A story in the Telegraph confirms what only makes sense about NATO involvement in Afghanistan:
Asked whether the future of Nato was at stake, [U.S. General Dan] McNeill said: “I think all 26 members realise that from a military context, and that is primarily why Nato is here, this is a decision point. Either we are going to get it done, or we won’t.”

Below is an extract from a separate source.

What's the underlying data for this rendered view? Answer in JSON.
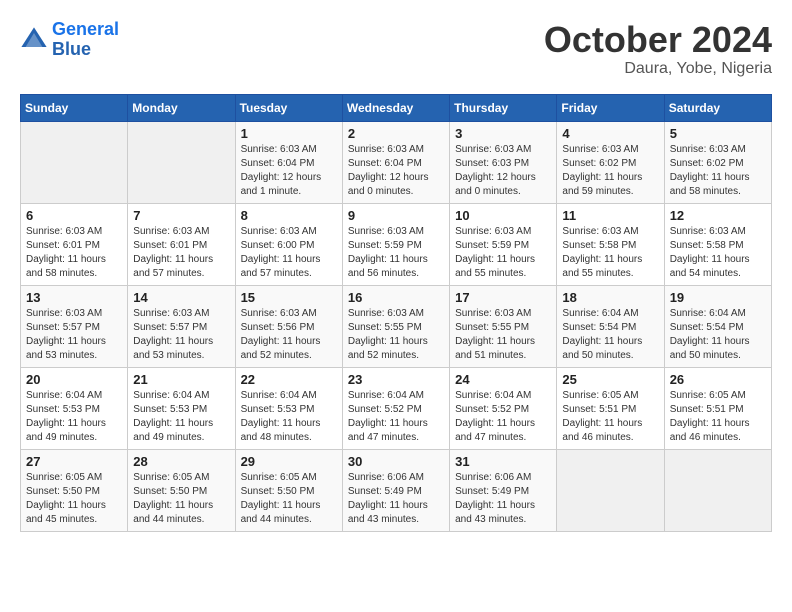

McNeill claims that there are insufficient NATO forces “to clear and hold every part of this country.” I have read elsewhere that while NATO forces defeat Taliban forces in every engagement and supposedly enjoy the support of the Afghanistan people (but see this story in Afghan News Net) and a democratically elected (!) government, the Taliban are making strategic gains. According to the Guardian, “wide areas of the south – in Helmand, Kandahar and Uruzgan provinces – are controlled by the Taliban, and the fighting is migrating north, into Ghazni province – where 23 South Koreans were kidnapped in July – and Wardak, right next door to Kabul, the capital.”
But support for the United States in Afghanistan frees U.S. forces for Iraq, and, potentially, Iran, and helps to sustain U.S. hegemony around the world. Citizens in the rest of the world aren’t nearly so deluded as in the U.S.; the Telegraph story observes that “political pressure grows in Canada and Holland to downgrade the combat status of their soldiers in southern Afghanistan, where British troops are based.
“The governments of Germany and Italy are also under huge pressure over their deployments in the north.” I have previously written on the fragility of the political situation in Pakistan.
The U.S. relies on its self-image as a “shining city on the hill” to sustain imperialism. To the rest of the world, this appears as hubris. Hubris might not seem so bad, until all of a sudden the support the U.S. is counting on isn’t there.